Have Osteoporosis Prevention and Treatment Guidelines Been Left on the Shelf?

Screening for osteoporosis among high-risk populations, including postmenopausal women, is essential. Women found to have low bone density due to osteoporosis or osteopenia (a precursor to osteoporosis) can reduce their risk of future bone fracture with lifestyle changes and drug therapies. The United States Preventive Services Task Force (USPSTF) recommends that all women ages 65 years and older undergo bone density testing to screen for osteoporosis, and that some younger women receive targeted screening based on individual risk assessments. In …

One Risk Factor Often Left Unchecked After Fragility Fracture

Fragility fractures are a common — but not inevitable — part of aging. These bone fractures, which occur during normal activities or following a fall, are a leading cause of pain, disability and loss of independence among older adults. Approximately half of all women and a quarter of all men age 50 and older will suffer from one or more fragility fractures in their remaining lifetime. Factors that can increase a person’s fracture risk include older age, family history and …

El exceso de vitamina D también es peligroso

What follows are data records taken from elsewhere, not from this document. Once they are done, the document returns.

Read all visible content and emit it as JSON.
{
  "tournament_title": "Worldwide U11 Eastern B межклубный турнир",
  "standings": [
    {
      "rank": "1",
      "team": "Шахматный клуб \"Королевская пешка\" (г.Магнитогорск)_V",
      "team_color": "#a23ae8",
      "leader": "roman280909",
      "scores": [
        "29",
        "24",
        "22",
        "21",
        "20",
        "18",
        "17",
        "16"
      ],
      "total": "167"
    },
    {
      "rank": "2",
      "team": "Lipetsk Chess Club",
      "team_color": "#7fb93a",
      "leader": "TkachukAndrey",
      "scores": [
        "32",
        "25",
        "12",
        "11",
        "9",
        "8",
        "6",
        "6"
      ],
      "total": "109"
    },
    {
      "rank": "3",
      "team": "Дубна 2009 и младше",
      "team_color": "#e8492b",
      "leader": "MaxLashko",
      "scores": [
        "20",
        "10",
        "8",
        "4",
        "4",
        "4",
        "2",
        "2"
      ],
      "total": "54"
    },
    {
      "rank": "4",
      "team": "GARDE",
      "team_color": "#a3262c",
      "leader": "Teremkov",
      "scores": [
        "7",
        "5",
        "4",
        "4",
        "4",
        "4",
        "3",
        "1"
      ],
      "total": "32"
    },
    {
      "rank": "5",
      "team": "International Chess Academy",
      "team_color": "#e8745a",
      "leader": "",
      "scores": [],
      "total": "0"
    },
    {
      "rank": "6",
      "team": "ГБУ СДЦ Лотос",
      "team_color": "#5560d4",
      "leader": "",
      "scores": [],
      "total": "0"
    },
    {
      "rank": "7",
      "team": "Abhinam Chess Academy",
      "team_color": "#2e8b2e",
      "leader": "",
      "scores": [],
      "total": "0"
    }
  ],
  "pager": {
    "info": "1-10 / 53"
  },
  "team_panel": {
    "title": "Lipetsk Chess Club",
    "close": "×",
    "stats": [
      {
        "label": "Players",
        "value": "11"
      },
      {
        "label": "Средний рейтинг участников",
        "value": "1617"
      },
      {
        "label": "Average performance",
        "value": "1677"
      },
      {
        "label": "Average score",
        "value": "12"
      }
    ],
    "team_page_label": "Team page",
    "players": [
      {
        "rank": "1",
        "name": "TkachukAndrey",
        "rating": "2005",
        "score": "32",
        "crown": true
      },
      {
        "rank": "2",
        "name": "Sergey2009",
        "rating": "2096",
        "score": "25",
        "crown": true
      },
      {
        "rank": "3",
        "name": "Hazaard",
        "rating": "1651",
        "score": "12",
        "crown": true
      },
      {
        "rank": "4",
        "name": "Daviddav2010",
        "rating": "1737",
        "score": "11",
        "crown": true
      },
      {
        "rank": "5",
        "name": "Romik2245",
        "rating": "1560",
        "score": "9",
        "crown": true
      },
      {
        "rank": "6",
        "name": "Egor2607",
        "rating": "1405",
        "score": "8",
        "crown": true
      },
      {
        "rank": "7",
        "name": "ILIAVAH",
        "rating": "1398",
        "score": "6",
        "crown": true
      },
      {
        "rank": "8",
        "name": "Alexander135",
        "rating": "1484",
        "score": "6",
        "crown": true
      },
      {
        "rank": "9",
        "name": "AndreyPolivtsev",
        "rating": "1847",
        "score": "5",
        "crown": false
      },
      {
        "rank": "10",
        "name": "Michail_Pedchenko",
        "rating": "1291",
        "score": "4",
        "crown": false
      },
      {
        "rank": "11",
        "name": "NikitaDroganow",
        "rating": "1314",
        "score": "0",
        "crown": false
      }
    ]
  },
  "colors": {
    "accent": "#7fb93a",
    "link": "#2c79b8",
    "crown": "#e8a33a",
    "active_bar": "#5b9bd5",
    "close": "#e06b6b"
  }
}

“Es que a mĂ­ me encanta achicharrarme”, me dijo hace unos dĂ­as una buena amiga con la que conversaba. “Y asĂ­ me lleno de vitamina D, porque siempre he andado bajita y me tengo que suplementar”. Fotos: Las vitaminas: Mitos y verdades Bueno, pensĂ© para mis adentros, yo que odio asolearme y llevo 25 años sin coger el sol a propĂłsito, no podĂ­a concebir lo que me decĂ­a mi amiga. Y voy más allá, además de no tomar el sol, …

Nuts Are Good for Us. So Why Aren’t We Eating More of Them?

Nuts, if you eat them in moderation, are full of healthy nutrients for your heart and may even help you ward off other diseases like cancer. So why do only 4 in 10 of Americans eat them on any given day — and a measly 1 in 10 eat them daily? Back in 2010, new federal nutrition guidelines recommended eating nuts as an additional source of protein and nutrients. The Centers for Disease Control and Prevention (CDC) decided to take …

The After-50 Balancing Act

Let me give you the bad news with the good: We’re falling down more often on our way to longer lives. “As the population ages and people live longer in bad shape,” wrote Katie Hafner in Sunday’s New York Times, “the number of older Americans who fall and suffer serious, even fatal, injuries is soaring.” According to the National Osteoporosis Foundation, where I serve as ambassador for bone health, even younger boomers must devote some thought to their strength, stamina …

Too Much Milk May Cause Bone Fractures, But Yogurt’s OK

Despite everything we’ve been told about milk building strong bones and making us healthy, that may not be the case once we’re middle-aged adults, a new Swedish study suggests. Researchers from Uppsala University followed more than 100,000 men (ages 45 to 79) and women (ages 39 to 74) for up to 20 years and found that those who drank three or more glasses of milk a day had a higher rate of death. Even more troubling, the women had more, …